It seems clear to me that in the case of the thesis behind the Bourne Identity, the identity of Jason Bourne was as real or fictitious as any other in a sense. What was portrayed in one sense was the difference between the responses trained into neural networks, and the memories that one has access to and from which one constructs a model of self. Jason was struck by this disconnect. He could observe how he reacted in situations, but had no recall of how he was trained to react like that – so he could be clear that his memories were incomplete.
Our neural networks can be trained at many levels – not just physical reactions, but modes of interpretation, at potentially infinitely recursive levels. Those patterns are as much a part of our identity as any memories. Retraining those is something that allows us to define and create who we are – to a degree that nothing else allows. And it seems clear, beyond reasonable doubt, that there will always be aspects just beyond our grasp.
The demolitions that I have seen by philosophers of “cogito ergo sum” have missed the only sense in which the idea has any meaning to me, and it seems that those philosophers simply did not have the concepts available to them to understand that sense. So unless you can be specific, I cannot address that criticism.
As to methods of knowledge.
It seems clear to me that there are many forms of knowledge.
There is knowledge that is demonstrated by capabilities of pattern in time and space, which seem for the most part to be a direct function of training neural networks to respond in appropriate ways to appropriate contexts, and has little to do with conscious awareness other than the role of consciousness in identifying context. This can express in such things as riding a bike, or playing an instrument, or using any tool (including keyboards) or dancing or cooking or cleaning or painting or any physical skill.
These patterns are learned by doing, by repetition, by building in subtleties of context at ever more layers giving subtlety of response that is the hallmark of mastery in any discipline.
We can similarly teach ourselves conscious skills of dealing with pattern and logic, which are an analogue of the physical skills, in a sense of the way in which they involve neural networks, but which are operating in a non-physical realm (do not connect directly to the sensory/motor/proprioceptor systems of brain).
There is an intuitive ability that we all have. This seems to be an ability to recognise pattern at any level of abstraction that is part of the subconscious operation of the storage and retrieval systems that enable memory, that seem to be modulated through the Reticular Activating System of the brain (or an as yet unidentified analogue of that system) to deliver “intuitions” to awareness at various levels. Most people attribute this sort of understanding to higher powers, and it kind-of is and kind-of isn’t, because it seems that it is not anything conscious or volitional, but comes as a side effect of the use of memory. I came to understand how that worked in 1974, and have not been adequately able to communicate it to anyone else since, as it takes intimate knowledge of a range of concepts from biochemistry, neuroanatomy, computers and LASER holography, and try as I might, no one else has gotten it. And it is clear to me – one more aspect of my weirdness ;).
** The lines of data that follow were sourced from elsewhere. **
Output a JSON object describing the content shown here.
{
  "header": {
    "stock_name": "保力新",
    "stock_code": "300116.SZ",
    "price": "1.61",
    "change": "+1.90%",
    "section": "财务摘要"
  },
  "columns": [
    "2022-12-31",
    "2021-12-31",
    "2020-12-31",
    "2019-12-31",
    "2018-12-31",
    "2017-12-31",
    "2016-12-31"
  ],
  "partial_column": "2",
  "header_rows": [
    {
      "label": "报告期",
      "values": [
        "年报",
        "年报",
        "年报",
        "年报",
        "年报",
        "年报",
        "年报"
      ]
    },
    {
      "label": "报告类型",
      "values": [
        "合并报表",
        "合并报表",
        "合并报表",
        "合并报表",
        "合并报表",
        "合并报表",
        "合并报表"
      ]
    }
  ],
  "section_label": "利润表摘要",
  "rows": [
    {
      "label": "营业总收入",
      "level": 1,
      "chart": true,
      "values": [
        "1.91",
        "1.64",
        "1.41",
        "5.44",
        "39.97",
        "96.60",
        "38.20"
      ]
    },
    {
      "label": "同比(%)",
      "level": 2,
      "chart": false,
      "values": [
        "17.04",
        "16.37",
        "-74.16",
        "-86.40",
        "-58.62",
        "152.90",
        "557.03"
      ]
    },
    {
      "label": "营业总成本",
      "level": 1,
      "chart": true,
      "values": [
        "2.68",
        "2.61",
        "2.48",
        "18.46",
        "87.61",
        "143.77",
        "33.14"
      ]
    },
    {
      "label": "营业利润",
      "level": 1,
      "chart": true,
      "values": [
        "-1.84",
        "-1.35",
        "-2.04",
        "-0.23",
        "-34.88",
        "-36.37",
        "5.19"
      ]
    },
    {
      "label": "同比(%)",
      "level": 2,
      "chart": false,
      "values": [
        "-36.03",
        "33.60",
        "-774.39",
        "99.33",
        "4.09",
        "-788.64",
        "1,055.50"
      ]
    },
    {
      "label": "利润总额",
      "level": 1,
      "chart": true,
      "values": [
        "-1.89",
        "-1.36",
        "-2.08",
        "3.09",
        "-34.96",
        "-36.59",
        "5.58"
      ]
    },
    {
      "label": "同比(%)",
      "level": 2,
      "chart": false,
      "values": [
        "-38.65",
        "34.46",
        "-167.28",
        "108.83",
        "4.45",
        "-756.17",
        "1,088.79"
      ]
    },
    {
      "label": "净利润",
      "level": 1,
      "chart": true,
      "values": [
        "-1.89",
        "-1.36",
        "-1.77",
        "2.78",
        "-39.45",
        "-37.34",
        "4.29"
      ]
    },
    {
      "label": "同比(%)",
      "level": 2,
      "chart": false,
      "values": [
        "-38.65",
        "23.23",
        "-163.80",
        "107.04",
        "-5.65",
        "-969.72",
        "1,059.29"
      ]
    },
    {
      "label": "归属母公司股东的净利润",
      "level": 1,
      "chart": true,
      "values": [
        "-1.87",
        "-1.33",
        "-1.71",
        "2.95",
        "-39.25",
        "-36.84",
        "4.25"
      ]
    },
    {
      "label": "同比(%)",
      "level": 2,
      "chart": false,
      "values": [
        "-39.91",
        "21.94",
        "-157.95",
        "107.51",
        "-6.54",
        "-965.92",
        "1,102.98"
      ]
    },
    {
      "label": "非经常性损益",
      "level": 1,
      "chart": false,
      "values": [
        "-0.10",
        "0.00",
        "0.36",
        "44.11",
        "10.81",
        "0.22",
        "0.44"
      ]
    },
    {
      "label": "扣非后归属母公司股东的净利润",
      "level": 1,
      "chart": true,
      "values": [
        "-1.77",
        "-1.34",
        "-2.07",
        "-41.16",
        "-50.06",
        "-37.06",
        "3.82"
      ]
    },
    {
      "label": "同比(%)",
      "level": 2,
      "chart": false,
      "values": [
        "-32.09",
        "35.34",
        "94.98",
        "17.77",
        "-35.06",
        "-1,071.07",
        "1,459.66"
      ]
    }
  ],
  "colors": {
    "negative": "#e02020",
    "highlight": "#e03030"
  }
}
And certainly, heuristics (in the sense of shortcuts that actually work in practice, rather than detailed theoretical systems) play a huge role in many levels of organisation within our being – HUGE!!!